● What is required: Filter the records below down to lines containing "PointsRecordType".

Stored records

_ _ _ _ _

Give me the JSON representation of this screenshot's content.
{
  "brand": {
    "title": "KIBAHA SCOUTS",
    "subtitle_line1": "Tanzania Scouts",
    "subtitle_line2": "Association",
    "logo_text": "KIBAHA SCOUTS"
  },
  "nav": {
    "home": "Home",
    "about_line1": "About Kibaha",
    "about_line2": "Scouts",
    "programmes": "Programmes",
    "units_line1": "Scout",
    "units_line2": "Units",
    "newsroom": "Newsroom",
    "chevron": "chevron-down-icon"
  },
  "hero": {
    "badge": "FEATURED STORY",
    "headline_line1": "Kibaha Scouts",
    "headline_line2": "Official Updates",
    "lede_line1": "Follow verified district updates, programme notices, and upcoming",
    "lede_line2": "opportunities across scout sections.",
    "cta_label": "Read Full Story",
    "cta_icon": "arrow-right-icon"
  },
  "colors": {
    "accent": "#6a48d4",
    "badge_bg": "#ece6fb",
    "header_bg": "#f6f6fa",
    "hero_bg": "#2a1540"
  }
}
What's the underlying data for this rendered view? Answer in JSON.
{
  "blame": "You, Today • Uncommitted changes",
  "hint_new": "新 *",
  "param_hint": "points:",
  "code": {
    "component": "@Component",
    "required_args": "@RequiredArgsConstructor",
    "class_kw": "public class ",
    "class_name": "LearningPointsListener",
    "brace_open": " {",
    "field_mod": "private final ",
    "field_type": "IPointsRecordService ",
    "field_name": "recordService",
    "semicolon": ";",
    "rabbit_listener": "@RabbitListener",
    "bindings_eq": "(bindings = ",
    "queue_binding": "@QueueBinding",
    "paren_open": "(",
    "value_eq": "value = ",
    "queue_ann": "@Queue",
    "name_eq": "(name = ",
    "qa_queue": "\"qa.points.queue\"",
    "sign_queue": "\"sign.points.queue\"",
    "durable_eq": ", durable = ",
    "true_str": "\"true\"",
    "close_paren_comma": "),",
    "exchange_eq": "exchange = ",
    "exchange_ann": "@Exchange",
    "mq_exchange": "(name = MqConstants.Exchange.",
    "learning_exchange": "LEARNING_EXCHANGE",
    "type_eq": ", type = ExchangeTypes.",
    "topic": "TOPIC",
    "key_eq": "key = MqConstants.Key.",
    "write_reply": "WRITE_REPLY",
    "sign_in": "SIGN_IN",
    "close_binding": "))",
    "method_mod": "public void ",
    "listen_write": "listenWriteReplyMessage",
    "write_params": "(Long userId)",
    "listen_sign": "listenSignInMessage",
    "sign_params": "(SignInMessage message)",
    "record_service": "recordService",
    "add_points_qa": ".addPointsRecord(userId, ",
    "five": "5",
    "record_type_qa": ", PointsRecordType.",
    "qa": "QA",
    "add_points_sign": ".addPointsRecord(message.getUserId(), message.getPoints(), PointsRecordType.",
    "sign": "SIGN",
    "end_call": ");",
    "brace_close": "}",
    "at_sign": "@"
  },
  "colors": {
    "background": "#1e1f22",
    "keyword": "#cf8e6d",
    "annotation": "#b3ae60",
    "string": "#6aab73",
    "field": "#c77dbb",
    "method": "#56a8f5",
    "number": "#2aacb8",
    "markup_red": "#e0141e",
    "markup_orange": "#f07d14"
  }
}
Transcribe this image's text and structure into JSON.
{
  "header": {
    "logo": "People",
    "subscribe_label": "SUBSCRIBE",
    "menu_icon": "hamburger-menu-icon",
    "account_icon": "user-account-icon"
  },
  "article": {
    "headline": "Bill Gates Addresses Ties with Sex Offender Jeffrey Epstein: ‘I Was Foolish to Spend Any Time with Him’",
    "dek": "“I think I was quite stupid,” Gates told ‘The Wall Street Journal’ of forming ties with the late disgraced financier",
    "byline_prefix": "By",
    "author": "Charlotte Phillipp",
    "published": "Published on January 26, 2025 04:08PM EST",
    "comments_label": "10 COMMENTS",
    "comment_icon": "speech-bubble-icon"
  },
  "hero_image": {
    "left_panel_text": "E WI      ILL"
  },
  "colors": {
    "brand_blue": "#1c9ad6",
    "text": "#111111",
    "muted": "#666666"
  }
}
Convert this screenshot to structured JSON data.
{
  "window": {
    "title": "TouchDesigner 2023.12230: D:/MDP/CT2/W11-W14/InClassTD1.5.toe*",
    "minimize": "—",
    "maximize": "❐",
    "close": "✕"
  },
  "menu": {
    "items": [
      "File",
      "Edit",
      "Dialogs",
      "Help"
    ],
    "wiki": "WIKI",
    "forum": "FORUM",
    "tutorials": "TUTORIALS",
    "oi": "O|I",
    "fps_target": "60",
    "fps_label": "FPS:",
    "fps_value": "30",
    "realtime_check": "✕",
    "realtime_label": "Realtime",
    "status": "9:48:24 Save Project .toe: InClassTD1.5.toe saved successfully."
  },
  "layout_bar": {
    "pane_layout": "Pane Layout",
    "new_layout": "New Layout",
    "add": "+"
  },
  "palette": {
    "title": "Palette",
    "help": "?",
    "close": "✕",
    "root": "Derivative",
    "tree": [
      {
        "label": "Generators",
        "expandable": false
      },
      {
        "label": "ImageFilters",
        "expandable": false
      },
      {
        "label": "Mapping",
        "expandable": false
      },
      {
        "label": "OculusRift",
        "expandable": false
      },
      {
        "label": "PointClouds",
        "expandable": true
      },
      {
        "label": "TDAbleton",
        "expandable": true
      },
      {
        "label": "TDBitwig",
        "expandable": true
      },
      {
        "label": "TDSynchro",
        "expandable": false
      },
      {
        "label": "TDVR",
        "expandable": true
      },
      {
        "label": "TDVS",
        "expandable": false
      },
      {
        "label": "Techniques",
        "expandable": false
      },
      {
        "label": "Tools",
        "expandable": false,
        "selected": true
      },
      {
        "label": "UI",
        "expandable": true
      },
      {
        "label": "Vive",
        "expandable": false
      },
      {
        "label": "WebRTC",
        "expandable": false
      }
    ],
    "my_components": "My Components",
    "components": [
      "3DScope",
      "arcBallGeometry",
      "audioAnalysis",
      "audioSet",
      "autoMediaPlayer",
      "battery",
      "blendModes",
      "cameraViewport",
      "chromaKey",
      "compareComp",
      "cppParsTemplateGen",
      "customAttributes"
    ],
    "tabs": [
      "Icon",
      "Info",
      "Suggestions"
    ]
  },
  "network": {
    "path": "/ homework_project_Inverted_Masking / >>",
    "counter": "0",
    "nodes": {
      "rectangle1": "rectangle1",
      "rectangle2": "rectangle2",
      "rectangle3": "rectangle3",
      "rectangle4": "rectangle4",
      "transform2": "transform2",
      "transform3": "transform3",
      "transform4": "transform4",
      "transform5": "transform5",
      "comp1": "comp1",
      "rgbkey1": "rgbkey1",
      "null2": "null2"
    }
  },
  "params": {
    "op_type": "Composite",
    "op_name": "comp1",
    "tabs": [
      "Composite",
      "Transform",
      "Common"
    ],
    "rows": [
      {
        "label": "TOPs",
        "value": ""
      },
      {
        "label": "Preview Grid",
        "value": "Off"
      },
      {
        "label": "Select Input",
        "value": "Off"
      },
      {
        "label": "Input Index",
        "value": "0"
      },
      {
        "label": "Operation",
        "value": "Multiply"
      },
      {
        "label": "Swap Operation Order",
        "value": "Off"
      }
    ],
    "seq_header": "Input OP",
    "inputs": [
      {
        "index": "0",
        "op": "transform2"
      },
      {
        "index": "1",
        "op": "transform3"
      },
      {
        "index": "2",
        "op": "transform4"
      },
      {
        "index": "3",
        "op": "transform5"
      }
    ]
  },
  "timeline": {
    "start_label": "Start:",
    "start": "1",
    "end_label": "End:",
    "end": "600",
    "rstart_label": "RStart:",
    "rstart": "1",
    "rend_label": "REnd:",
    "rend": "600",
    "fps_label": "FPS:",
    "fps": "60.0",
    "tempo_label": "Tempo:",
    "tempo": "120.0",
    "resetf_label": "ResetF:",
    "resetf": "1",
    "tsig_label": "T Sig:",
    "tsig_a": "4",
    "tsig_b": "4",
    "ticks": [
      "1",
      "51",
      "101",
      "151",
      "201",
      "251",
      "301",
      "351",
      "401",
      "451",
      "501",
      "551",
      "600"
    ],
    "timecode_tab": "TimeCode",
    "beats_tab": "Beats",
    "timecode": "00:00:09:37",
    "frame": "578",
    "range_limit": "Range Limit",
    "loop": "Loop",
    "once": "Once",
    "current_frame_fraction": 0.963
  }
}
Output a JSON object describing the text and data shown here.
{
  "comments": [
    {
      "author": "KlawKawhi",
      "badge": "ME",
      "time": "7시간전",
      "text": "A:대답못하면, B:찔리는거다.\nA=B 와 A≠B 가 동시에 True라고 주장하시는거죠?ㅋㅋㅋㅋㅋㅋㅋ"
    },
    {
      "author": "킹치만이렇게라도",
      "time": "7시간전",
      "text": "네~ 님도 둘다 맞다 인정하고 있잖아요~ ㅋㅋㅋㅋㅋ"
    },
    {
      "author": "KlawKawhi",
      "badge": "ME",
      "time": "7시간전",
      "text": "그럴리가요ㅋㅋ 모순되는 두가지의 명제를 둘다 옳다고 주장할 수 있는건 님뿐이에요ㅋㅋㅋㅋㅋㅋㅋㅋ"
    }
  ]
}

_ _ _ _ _

● Response to the task:
    "record_type_qa": ", PointsRecordType.",
    "add_points_sign": ".addPointsRecord(message.getUserId(), message.getPoints(), PointsRecordType.",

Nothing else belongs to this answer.